**TASK BRIEF**. Say how many lines of the data contain "this", and nothing more.

**DATA LISTING**.
▶

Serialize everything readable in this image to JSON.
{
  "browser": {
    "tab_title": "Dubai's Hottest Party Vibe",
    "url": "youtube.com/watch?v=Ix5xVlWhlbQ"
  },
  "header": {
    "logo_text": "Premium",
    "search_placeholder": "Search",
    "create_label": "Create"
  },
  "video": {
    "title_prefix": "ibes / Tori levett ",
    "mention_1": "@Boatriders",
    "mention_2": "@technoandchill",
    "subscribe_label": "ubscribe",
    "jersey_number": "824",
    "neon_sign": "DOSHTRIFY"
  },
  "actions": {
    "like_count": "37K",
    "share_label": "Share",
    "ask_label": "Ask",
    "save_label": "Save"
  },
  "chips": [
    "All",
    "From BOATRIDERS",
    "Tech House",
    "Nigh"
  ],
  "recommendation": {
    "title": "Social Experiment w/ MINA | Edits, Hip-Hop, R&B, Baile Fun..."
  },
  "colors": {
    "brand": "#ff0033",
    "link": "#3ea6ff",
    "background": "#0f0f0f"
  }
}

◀
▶

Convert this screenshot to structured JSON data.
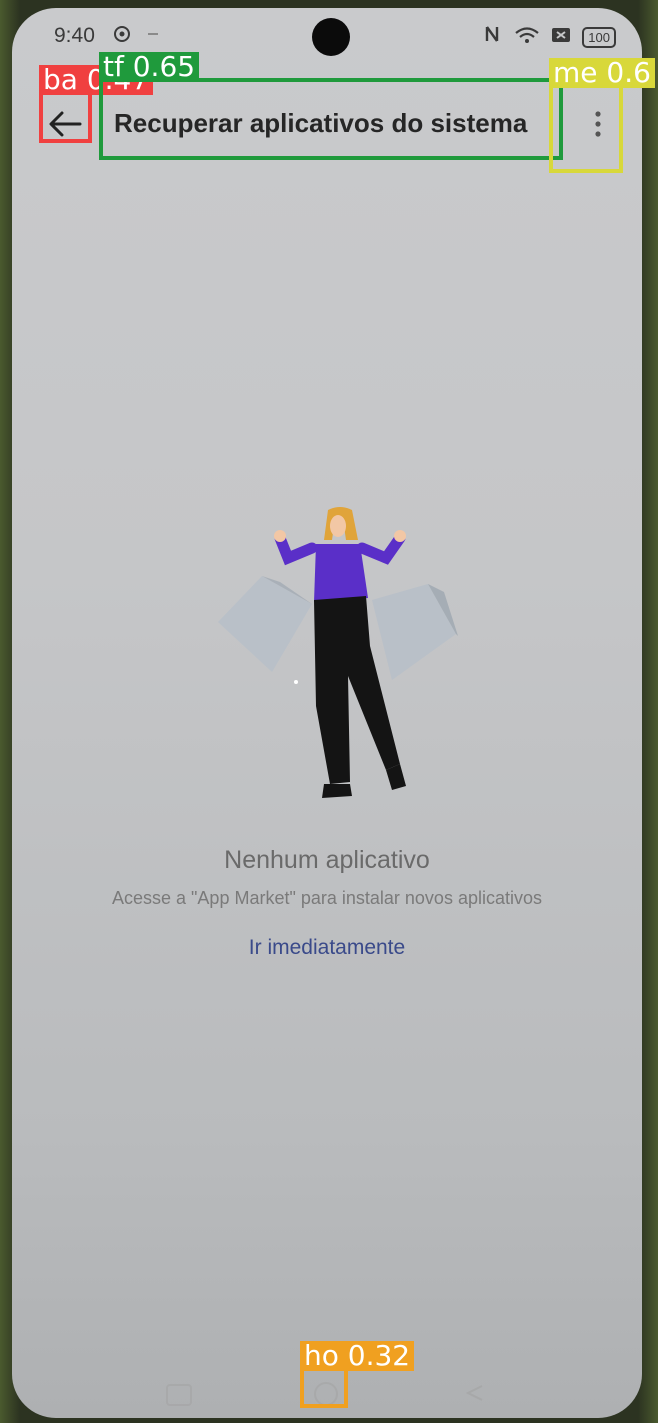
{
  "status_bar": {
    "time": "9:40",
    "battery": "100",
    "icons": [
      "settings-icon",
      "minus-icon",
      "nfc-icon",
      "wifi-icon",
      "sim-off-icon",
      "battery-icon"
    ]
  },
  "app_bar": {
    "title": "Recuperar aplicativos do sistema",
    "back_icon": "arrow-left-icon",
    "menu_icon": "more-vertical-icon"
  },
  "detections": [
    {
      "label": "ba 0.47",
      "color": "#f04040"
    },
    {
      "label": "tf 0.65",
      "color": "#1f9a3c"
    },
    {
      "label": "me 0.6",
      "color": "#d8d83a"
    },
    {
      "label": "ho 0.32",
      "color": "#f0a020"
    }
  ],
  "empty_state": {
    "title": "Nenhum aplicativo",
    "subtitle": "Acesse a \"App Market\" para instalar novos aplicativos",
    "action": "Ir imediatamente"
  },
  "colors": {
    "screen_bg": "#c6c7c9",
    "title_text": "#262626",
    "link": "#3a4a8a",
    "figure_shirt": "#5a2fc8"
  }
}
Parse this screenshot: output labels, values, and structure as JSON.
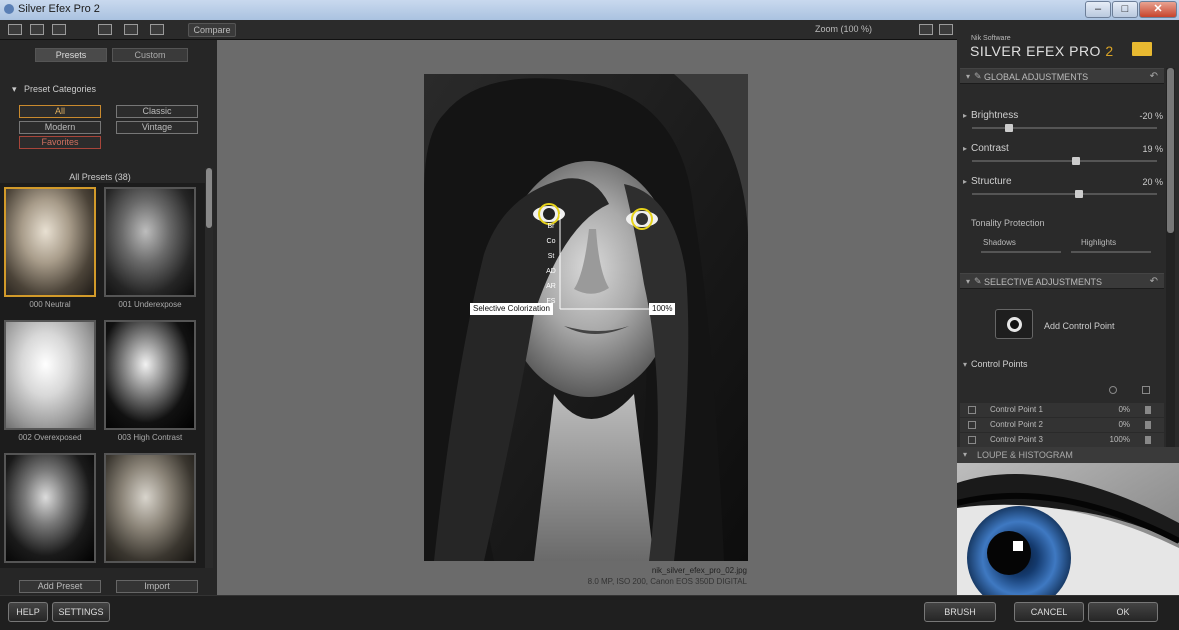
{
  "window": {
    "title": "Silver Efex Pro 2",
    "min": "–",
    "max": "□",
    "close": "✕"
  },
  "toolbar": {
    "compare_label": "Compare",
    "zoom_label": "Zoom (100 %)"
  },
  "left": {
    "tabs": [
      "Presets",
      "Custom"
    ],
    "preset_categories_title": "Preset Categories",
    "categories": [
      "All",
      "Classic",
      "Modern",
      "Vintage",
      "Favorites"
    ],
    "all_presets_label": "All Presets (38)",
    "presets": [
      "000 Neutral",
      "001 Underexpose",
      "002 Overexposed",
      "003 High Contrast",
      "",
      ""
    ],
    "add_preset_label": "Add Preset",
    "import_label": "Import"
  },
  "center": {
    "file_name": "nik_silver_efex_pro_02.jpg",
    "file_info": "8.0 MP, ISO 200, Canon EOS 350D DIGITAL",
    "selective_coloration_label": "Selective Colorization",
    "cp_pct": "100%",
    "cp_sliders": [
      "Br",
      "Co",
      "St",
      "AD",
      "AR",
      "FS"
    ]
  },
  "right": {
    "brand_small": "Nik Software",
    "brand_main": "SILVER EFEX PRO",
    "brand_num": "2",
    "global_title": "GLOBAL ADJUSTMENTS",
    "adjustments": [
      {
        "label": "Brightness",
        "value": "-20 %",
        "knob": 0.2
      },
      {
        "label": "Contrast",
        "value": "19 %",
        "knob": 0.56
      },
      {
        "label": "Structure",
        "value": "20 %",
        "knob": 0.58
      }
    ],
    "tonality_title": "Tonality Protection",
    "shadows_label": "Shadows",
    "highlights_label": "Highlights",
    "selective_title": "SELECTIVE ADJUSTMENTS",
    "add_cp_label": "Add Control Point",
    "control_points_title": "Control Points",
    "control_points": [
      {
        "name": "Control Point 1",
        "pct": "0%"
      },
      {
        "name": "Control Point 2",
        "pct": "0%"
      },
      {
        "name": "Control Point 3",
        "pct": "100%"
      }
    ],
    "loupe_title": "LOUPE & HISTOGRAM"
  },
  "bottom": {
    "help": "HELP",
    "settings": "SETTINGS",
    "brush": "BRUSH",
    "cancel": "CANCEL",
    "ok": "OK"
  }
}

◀

**RESULT**. 3